The guidebook was written with support from the U.S. Department of Justice’s Office of Community Oriented Policing Services and in collaboration with the California Department of Justice.

“This Guidebook concludes, above all, that stop data collection is essential and benefits both law enforcement and the communities they serve,” said Dr. Phillip Atiba Goff, Center for Policing Equity Co-founder and CEO and Professor of African American Studies and Psychology at Yale University. “We hope law enforcement departments and all of us committed to rethinking public safety will use this research and the recommendations to chart a path forward in reimagining how we create fair and equitable systems that work for everybody.”

“While we are heartened to see so many embracing the idea of reimagining public safety, we also see many jurisdictions struggle to take the first steps,” said Barry Friedman, founder of the Policing Project at the New York University School of Law and the Jacob D. Fuchsberg Professor of Law at New York University. “The simple truth is – we cannot create equitable, democratic policing unless we can measure the impacts of both the current system and our efforts to improve it.  This Guidebook offers necessary guidance for jurisdictions seeking to do just that.” 

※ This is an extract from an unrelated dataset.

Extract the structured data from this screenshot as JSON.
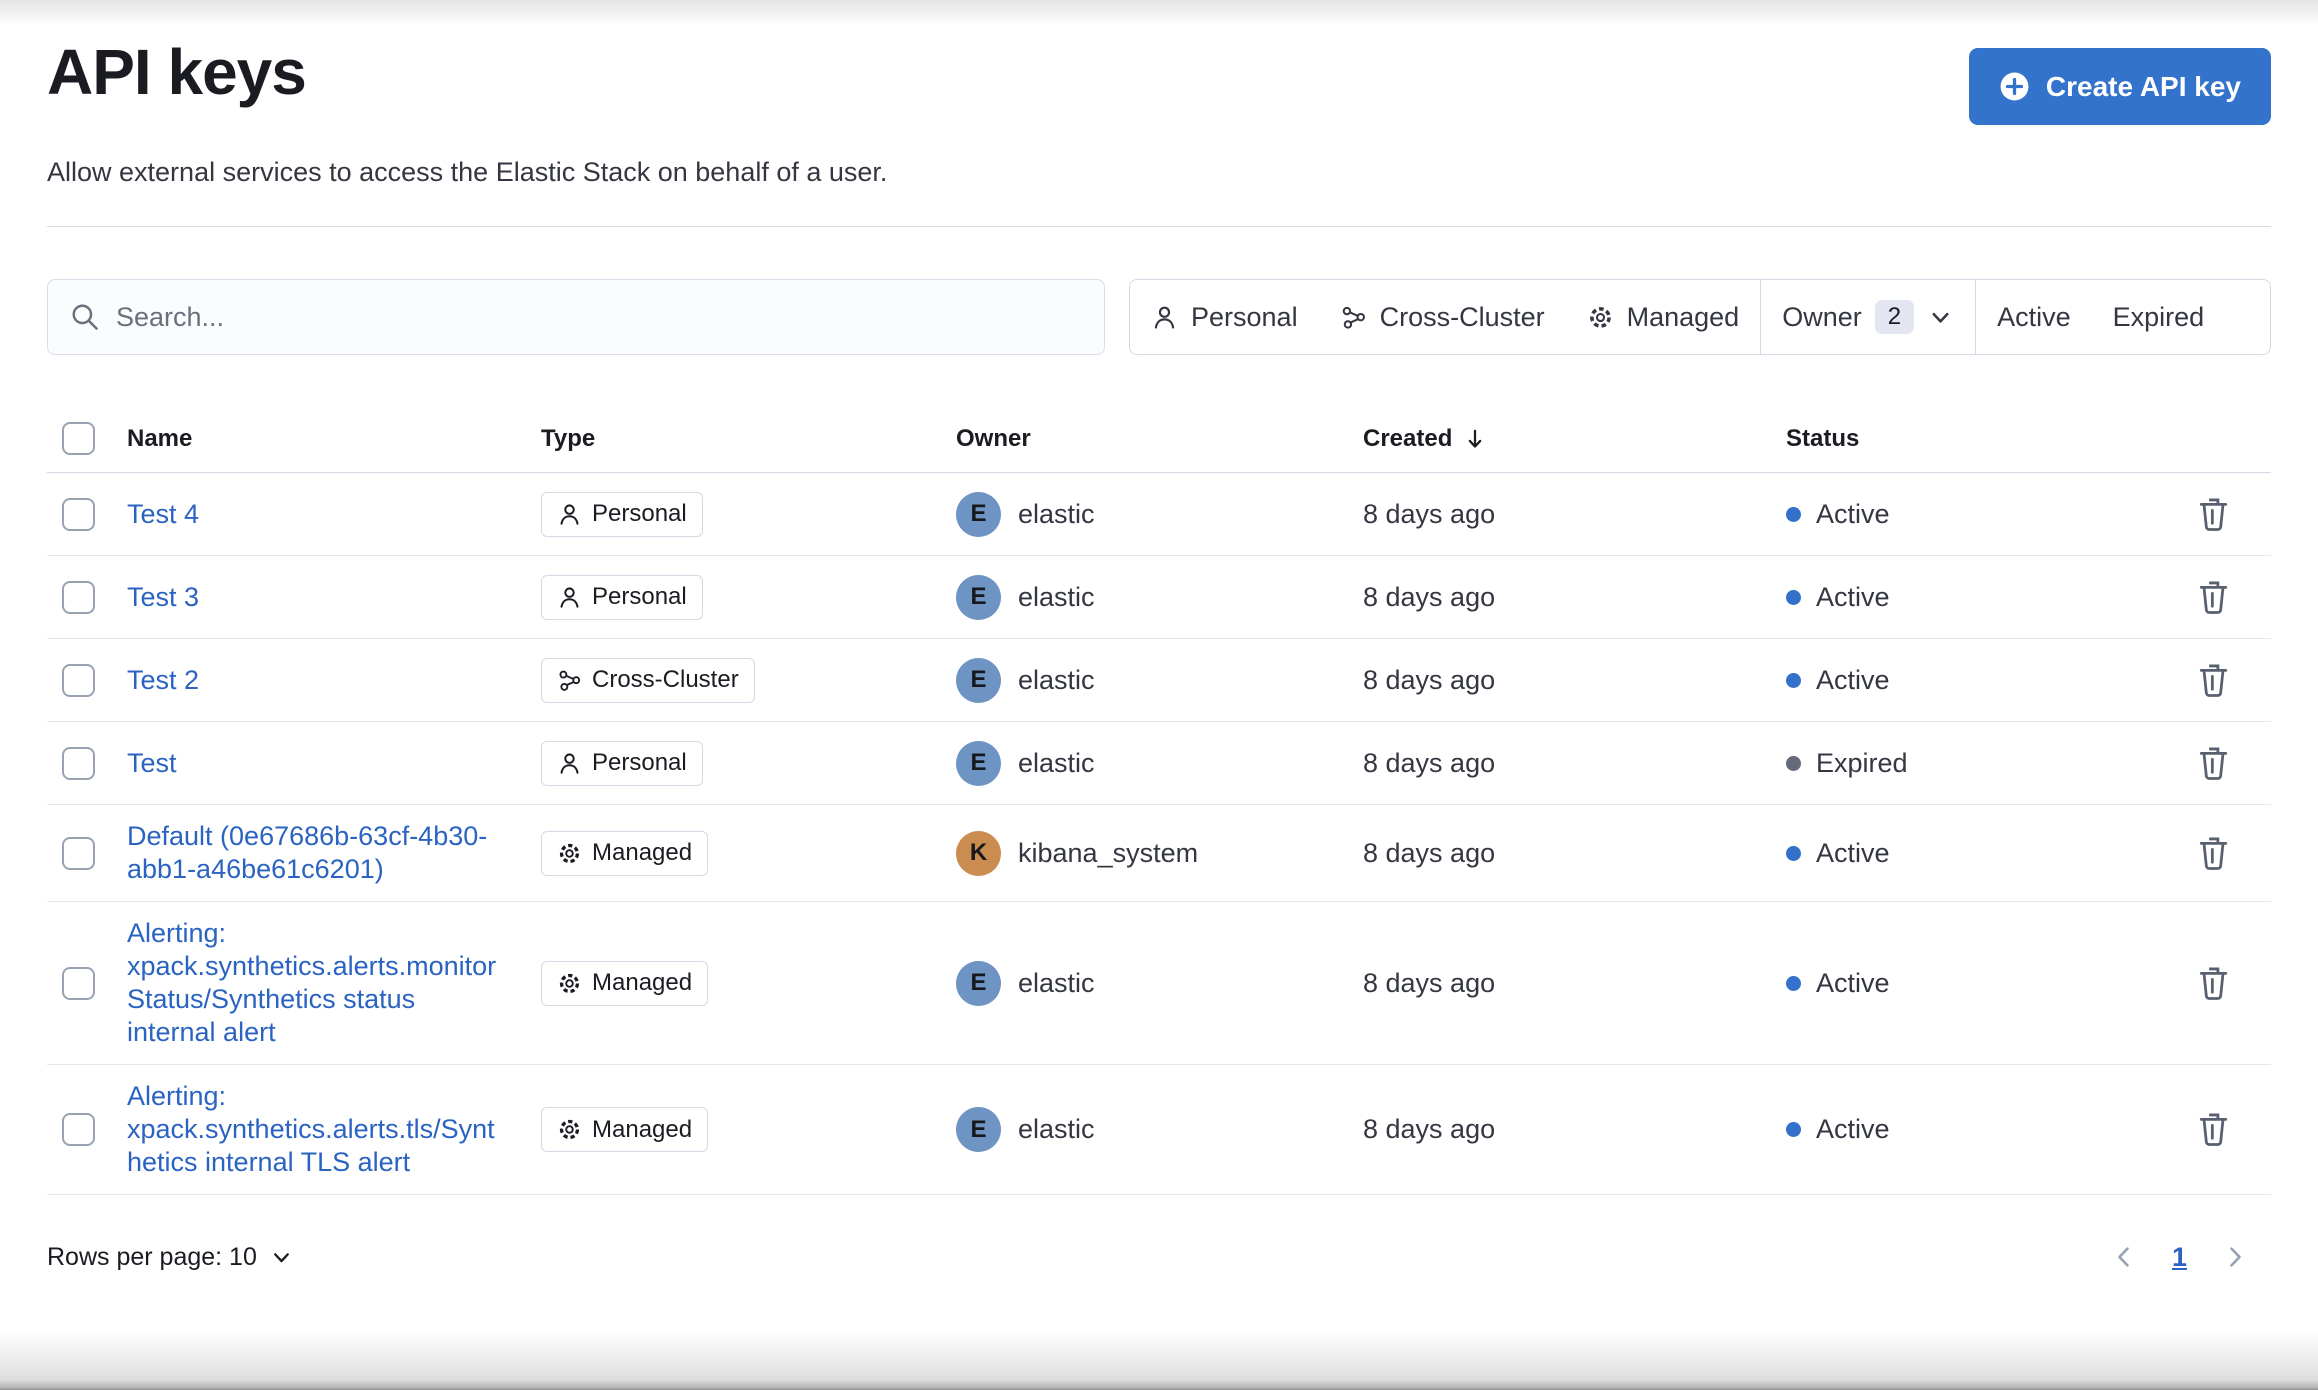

To learn more and to read the Guidebook, please visit here.  


About Center for Policing Equity: As a research and action organization, Center for Policing Equity (CPE) produces analyses identifying and reducing the causes of racial disparities in law enforcement. Using evidence-based approaches to social justice, we use data to create levers for social, cultural and policy change. Center for Policing Equity also holds a 501(c)3 status.

About The Policing Project at New York University School of Law: The Policing Project at New York University School of Law is a non-profit organization that partners with communities and police to promote public safety through transparency, equity and democratic engagement.

Founded in 2015 by Barry Friedman, Jacob D. Fuchsberg Professor of Law and Affiliated Professor of Politics at NYU Law and author of Unwarranted: Policing Without Permission, the Policing Project focuses on front-end, or democratic, accountability—ensuring the public has a voice in setting transparent, ethical, and effective policing policies and practices before the police or government act. Our work aims to achieve public safety in a manner that is equitable, non-discriminatory, and respectful of public values.